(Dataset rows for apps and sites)
◆ ◆ ◆ ◆

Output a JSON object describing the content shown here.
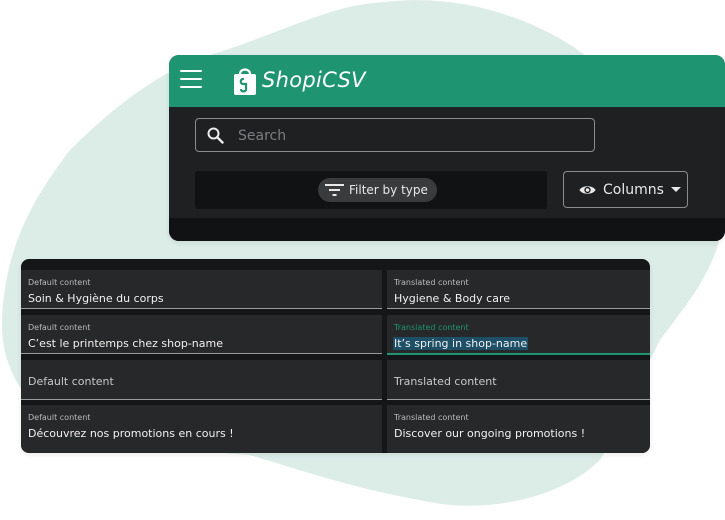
{
  "app": {
    "brand": "ShopiCSV",
    "search": {
      "placeholder": "Search",
      "value": ""
    },
    "filter": {
      "label": "Filter by type"
    },
    "columns": {
      "label": "Columns"
    }
  },
  "colors": {
    "brand": "#1f9470",
    "panel": "#1f2021",
    "selection": "#1d4f66",
    "blob": "#dcece7"
  },
  "icons": {
    "menu": "hamburger-icon",
    "logo": "shopping-bag-icon",
    "search": "search-icon",
    "filter": "filter-icon",
    "columns": "eye-icon",
    "dropdown": "caret-down-icon"
  },
  "rows": [
    {
      "left": {
        "label": "Default content",
        "value": "Soin & Hygiène du corps"
      },
      "right": {
        "label": "Translated content",
        "value": "Hygiene & Body care"
      }
    },
    {
      "left": {
        "label": "Default content",
        "value": "C’est le printemps chez shop-name"
      },
      "right": {
        "label": "Translated content",
        "value": "It’s spring in shop-name",
        "focused": true
      }
    },
    {
      "left": {
        "label": "Default content",
        "value": ""
      },
      "right": {
        "label": "Translated content",
        "value": ""
      }
    },
    {
      "left": {
        "label": "Default content",
        "value": "Découvrez nos promotions en cours !"
      },
      "right": {
        "label": "Translated content",
        "value": "Discover our ongoing promotions !"
      }
    }
  ]
}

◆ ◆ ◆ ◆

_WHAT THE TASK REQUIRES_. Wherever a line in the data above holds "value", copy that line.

_EXPECTED ANSWER_.
      "value": ""
        "value": "Soin & Hygiène du corps"
        "value": "Hygiene & Body care"
        "value": "C’est le printemps chez shop-name"
        "value": "It’s spring in shop-name",
        "value": ""
        "value": ""
        "value": "Découvrez nos promotions en cours !"
        "value": "Discover our ongoing promotions !"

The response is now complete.